Range determination is a process of finding out the approximate distance from an observer to a target or any distant object. Accurate range determination allows the squad members to set their sights correctly and place effective fire on enemy targets. Methods of determining ranges are estimation by eye and observation of fire.
Estimation by Eye
There are two methods used in estimating range by eye: the mental unit of measure and the appearance of objects. With training and practice, accurate ranges can be determined and a high volume of surprise fire can be delivered on the enemy.
Mental Unit of Measure
- To use the mental unit of measure, the Marine visualizes a 100-meter distance, or any other unit of measure familiar to him. With this unit in mind, he mentally determines how many of these units there are between his position and the target. (See fig. 2-1.) In training, mental estimates should be checked by pacing off the distance. The average man takes about 130 steps per 100 meters.
- Distances beyond 500 meters can most accurately be estimated by selecting a halfway point, estimating the range to this halfway point, then doubling it. (See fig. 2-1.)
Appearance of Objects.
When there are hills, woods, or other obstacles between the observer and target or where most of the ground is hidden from view, it is impractical to apply the mental unit of measure to determine range. In such cases, another method, based on appearance of objects, may be used. Through practice, the Marine learns how objects familiar to him appear at various known ranges. For example, watch a man when he is standing 100 meters away. Fix the appearance of his size and the details of his features and equipment firmly in mind. Watch him in the kneeling position, then in the prone position. By comparing the appearance of a man at 100, 200, 300, and 500 meters, a series of mental pictures is established. When time and conditions permit, accuracy can be improved by averaging a number of estimates by different men to determine the range.
Observation of Fire
Accurate range determination can be made by observing the strike of tracer or ball ammunition. An observer is necessary because it is difficult for a rifleman to follow his own tracer and see its impact. If this method is used, the range may be estimated quickly and accurately, but the possibility of achieving surprise is lost and the firing position may be revealed to the enemy.
This procedure requires that —
- The Marine firing estimates the range by eye, sets his sight for that range, and fires.
- The observer follows the path of the tracer and notes the impact of the round.
- The observer calls out sight corrections in clicks of elevation and windage necessary to hit the target.
- The Marine firing makes sight corrections, and continues to fire and make corrections until a hit on the target is observed. The observer keeps track of the number of clicks of elevation made in getting the round onto the target.

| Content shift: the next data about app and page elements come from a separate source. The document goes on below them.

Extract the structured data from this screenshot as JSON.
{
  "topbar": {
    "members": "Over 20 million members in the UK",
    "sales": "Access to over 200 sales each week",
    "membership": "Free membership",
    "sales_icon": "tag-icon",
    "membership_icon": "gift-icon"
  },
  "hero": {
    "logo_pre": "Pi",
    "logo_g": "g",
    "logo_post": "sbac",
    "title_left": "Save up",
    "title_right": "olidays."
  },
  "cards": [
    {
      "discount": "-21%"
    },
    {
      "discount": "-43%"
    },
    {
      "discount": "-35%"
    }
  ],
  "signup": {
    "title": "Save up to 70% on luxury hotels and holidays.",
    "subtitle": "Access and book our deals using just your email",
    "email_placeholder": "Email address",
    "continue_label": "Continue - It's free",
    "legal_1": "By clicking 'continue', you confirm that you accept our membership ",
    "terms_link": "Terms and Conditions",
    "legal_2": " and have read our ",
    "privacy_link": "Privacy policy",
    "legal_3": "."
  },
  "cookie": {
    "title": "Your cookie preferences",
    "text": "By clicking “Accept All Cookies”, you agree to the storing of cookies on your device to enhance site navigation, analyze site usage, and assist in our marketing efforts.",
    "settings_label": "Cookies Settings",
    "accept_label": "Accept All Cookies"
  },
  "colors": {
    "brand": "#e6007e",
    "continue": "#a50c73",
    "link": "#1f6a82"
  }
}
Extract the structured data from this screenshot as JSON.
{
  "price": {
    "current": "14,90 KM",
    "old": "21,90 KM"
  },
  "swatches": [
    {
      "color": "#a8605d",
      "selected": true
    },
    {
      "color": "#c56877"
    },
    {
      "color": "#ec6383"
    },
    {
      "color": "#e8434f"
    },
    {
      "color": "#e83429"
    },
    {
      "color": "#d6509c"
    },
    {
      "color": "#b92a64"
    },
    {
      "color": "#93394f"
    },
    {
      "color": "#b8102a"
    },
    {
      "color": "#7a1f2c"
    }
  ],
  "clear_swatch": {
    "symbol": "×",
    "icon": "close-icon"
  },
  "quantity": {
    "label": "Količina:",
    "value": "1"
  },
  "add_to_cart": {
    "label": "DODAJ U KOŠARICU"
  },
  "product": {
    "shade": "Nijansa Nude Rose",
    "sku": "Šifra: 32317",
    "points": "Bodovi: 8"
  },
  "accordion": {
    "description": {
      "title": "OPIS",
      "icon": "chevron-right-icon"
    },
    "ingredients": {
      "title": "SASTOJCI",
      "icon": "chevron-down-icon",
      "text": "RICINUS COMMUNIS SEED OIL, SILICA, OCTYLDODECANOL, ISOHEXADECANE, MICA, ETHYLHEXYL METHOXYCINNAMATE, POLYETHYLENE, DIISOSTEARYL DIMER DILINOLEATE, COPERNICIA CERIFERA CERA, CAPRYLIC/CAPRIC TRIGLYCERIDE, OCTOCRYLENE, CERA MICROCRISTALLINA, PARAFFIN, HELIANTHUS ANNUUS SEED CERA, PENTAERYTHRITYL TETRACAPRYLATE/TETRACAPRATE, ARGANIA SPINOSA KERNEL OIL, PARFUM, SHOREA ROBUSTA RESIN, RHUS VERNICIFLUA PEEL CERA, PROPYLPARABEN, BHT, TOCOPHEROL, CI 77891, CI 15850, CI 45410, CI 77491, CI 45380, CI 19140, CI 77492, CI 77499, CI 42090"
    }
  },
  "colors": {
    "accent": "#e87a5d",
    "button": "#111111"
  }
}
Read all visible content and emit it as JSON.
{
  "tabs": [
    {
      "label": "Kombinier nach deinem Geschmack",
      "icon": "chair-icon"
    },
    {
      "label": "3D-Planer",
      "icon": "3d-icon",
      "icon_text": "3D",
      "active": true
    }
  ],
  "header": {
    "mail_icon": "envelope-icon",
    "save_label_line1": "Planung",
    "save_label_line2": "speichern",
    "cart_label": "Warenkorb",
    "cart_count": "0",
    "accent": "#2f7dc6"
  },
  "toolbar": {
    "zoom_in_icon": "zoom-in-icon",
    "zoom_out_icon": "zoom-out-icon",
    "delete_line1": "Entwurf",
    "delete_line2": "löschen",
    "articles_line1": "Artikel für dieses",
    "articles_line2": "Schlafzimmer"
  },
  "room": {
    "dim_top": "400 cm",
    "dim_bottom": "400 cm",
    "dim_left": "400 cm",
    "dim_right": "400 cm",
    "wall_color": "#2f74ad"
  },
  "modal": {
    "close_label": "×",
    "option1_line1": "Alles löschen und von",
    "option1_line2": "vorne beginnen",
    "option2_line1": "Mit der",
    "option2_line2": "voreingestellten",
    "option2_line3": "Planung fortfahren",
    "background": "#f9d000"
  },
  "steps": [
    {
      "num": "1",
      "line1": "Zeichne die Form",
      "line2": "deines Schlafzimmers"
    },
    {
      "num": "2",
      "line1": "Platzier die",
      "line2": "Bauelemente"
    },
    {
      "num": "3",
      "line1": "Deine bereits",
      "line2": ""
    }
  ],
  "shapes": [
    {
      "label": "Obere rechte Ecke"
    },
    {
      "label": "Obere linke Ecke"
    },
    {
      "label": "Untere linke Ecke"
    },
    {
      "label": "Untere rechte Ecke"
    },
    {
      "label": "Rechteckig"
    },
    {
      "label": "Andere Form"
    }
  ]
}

- The final sight setting to hit the target (with consideration to the zero of the rifle) indicates the range to the target. The Marine firing announces the range by voice or signal.